Cloud Atlas is a relatively simple movie disguised as a complex mess. The film, at its heart, is about little more than the everlasting vitality of life, and the unbreakable human will to survive.
But then there's the matter of the makeup, and that weird birthmark, and the intertwining storylines. Is that Ben Whishaw (Skyfall) under all that makeup? Or Hugo Weaving (The Hobbit)? How many Tom Hankses are there? If you split up the main characters into three groups, you'll see that each time period has a "Struggler," a "Villain," and a "Savior."
The Struggler in each story has a comet-shaped birthmark, which some have suggested indicates that all of these characters are reincarnations of the same "soul." Others have suggested that the common actors signifies some kind of spiritual connectivity. In reality, the interconnectivity of the characters has nothing to do with the actors playing them (though Weaving and Hugh Grant are pretty much only jerks).

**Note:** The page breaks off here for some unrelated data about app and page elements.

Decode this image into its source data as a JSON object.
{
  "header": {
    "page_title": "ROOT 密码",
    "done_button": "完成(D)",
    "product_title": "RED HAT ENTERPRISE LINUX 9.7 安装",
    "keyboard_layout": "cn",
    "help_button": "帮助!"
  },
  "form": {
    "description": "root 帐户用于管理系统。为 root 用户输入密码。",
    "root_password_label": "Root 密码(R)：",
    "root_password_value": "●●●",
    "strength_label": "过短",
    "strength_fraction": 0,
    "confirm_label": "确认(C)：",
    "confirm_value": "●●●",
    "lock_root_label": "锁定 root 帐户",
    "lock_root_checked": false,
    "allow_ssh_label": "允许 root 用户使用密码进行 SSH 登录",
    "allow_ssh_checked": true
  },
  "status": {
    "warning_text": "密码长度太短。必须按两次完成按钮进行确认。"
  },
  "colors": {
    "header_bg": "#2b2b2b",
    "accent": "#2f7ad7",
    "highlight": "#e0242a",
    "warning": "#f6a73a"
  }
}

The birthmark signifies a shared lust for freedom--a "birthright" to advance civilization, if you will--with all six stories paralleling each other pretty tightly (which is perhaps why the 45-minute climax was so utterly taxing). While some element of each plotline carried over to influence the next (Sixsmith, The Ghastly Ordeal of Timothy Cavendish, the Sonmi statue, etc.), ultimately the film does little to reinforce the theory that souls are being recycled.

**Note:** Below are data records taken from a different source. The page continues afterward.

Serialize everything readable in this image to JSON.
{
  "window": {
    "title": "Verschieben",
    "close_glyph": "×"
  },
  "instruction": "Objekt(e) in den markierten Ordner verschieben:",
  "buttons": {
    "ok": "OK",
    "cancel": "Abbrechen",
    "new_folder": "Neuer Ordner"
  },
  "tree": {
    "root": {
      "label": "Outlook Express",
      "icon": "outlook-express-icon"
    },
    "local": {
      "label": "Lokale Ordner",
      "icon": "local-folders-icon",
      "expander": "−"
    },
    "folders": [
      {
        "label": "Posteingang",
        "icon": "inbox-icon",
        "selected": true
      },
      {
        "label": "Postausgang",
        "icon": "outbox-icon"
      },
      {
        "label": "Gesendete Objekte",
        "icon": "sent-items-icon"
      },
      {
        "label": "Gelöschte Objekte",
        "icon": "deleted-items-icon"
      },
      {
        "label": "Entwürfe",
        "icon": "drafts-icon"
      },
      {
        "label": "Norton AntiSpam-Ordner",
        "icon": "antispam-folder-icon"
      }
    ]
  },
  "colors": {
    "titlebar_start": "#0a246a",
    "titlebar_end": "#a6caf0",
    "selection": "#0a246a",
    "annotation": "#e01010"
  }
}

Take a look at this infographic, which explains the character types for each time period, then check out our Cloud Atlas review.